Listed entries:

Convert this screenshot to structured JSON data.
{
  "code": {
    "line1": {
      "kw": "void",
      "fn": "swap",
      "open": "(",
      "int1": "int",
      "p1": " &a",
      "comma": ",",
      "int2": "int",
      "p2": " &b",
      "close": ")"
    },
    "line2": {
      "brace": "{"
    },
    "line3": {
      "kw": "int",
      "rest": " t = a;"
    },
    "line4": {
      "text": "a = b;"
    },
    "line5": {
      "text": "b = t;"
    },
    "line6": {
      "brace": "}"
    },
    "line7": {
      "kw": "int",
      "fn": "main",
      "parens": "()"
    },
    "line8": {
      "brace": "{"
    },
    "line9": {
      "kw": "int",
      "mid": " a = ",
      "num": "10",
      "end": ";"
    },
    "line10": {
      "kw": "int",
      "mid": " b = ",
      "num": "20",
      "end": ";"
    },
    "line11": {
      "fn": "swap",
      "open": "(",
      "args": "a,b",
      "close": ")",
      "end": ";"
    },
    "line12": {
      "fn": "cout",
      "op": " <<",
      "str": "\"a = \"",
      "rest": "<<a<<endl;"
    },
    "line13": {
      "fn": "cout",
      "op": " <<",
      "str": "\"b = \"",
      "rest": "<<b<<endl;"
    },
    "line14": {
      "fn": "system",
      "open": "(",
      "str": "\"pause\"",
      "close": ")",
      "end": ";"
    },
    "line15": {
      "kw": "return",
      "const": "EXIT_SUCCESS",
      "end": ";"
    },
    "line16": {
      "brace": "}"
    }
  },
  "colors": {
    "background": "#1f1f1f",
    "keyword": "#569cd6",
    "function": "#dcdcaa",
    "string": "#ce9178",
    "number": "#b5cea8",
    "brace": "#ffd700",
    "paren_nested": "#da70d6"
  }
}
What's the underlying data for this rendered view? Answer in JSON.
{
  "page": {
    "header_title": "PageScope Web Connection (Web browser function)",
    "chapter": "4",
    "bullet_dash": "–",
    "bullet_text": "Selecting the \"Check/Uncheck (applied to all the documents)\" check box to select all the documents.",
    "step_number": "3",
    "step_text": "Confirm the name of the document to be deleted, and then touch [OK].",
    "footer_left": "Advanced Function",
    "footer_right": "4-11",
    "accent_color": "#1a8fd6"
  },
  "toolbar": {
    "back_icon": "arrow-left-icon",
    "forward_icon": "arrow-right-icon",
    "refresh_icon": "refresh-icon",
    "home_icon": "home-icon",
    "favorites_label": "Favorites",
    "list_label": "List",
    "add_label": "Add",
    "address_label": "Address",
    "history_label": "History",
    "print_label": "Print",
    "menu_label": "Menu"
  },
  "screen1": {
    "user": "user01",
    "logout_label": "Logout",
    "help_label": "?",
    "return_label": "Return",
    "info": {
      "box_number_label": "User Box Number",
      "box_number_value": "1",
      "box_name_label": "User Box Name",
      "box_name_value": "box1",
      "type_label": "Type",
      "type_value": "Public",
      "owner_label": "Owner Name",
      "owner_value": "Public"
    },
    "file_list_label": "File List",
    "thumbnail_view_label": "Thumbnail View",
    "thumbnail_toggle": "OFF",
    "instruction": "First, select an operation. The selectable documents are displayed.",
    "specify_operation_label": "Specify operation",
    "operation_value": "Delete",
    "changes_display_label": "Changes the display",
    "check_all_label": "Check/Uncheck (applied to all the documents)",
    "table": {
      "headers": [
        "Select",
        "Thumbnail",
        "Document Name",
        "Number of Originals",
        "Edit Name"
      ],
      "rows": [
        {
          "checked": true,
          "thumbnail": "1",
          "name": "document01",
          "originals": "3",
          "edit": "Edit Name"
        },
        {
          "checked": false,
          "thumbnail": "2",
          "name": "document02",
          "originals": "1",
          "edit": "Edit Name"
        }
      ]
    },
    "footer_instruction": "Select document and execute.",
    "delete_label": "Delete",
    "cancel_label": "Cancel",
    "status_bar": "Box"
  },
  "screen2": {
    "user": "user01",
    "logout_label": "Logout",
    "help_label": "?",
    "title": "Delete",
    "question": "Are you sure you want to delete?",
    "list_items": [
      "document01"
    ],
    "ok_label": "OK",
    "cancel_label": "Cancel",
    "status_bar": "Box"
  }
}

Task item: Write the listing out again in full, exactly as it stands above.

Output for this exercise:
Convert this screenshot to structured JSON data.
{
  "code": {
    "line1": {
      "kw": "void",
      "fn": "swap",
      "open": "(",
      "int1": "int",
      "p1": " &a",
      "comma": ",",
      "int2": "int",
      "p2": " &b",
      "close": ")"
    },
    "line2": {
      "brace": "{"
    },
    "line3": {
      "kw": "int",
      "rest": " t = a;"
    },
    "line4": {
      "text": "a = b;"
    },
    "line5": {
      "text": "b = t;"
    },
    "line6": {
      "brace": "}"
    },
    "line7": {
      "kw": "int",
      "fn": "main",
      "parens": "()"
    },
    "line8": {
      "brace": "{"
    },
    "line9": {
      "kw": "int",
      "mid": " a = ",
      "num": "10",
      "end": ";"
    },
    "line10": {
      "kw": "int",
      "mid": " b = ",
      "num": "20",
      "end": ";"
    },
    "line11": {
      "fn": "swap",
      "open": "(",
      "args": "a,b",
      "close": ")",
      "end": ";"
    },
    "line12": {
      "fn": "cout",
      "op": " <<",
      "str": "\"a = \"",
      "rest": "<<a<<endl;"
    },
    "line13": {
      "fn": "cout",
      "op": " <<",
      "str": "\"b = \"",
      "rest": "<<b<<endl;"
    },
    "line14": {
      "fn": "system",
      "open": "(",
      "str": "\"pause\"",
      "close": ")",
      "end": ";"
    },
    "line15": {
      "kw": "return",
      "const": "EXIT_SUCCESS",
      "end": ";"
    },
    "line16": {
      "brace": "}"
    }
  },
  "colors": {
    "background": "#1f1f1f",
    "keyword": "#569cd6",
    "function": "#dcdcaa",
    "string": "#ce9178",
    "number": "#b5cea8",
    "brace": "#ffd700",
    "paren_nested": "#da70d6"
  }
}
What's the underlying data for this rendered view? Answer in JSON.
{
  "page": {
    "header_title": "PageScope Web Connection (Web browser function)",
    "chapter": "4",
    "bullet_dash": "–",
    "bullet_text": "Selecting the \"Check/Uncheck (applied to all the documents)\" check box to select all the documents.",
    "step_number": "3",
    "step_text": "Confirm the name of the document to be deleted, and then touch [OK].",
    "footer_left": "Advanced Function",
    "footer_right": "4-11",
    "accent_color": "#1a8fd6"
  },
  "toolbar": {
    "back_icon": "arrow-left-icon",
    "forward_icon": "arrow-right-icon",
    "refresh_icon": "refresh-icon",
    "home_icon": "home-icon",
    "favorites_label": "Favorites",
    "list_label": "List",
    "add_label": "Add",
    "address_label": "Address",
    "history_label": "History",
    "print_label": "Print",
    "menu_label": "Menu"
  },
  "screen1": {
    "user": "user01",
    "logout_label": "Logout",
    "help_label": "?",
    "return_label": "Return",
    "info": {
      "box_number_label": "User Box Number",
      "box_number_value": "1",
      "box_name_label": "User Box Name",
      "box_name_value": "box1",
      "type_label": "Type",
      "type_value": "Public",
      "owner_label": "Owner Name",
      "owner_value": "Public"
    },
    "file_list_label": "File List",
    "thumbnail_view_label": "Thumbnail View",
    "thumbnail_toggle": "OFF",
    "instruction": "First, select an operation. The selectable documents are displayed.",
    "specify_operation_label": "Specify operation",
    "operation_value": "Delete",
    "changes_display_label": "Changes the display",
    "check_all_label": "Check/Uncheck (applied to all the documents)",
    "table": {
      "headers": [
        "Select",
        "Thumbnail",
        "Document Name",
        "Number of Originals",
        "Edit Name"
      ],
      "rows": [
        {
          "checked": true,
          "thumbnail": "1",
          "name": "document01",
          "originals": "3",
          "edit": "Edit Name"
        },
        {
          "checked": false,
          "thumbnail": "2",
          "name": "document02",
          "originals": "1",
          "edit": "Edit Name"
        }
      ]
    },
    "footer_instruction": "Select document and execute.",
    "delete_label": "Delete",
    "cancel_label": "Cancel",
    "status_bar": "Box"
  },
  "screen2": {
    "user": "user01",
    "logout_label": "Logout",
    "help_label": "?",
    "title": "Delete",
    "question": "Are you sure you want to delete?",
    "list_items": [
      "document01"
    ],
    "ok_label": "OK",
    "cancel_label": "Cancel",
    "status_bar": "Box"
  }
}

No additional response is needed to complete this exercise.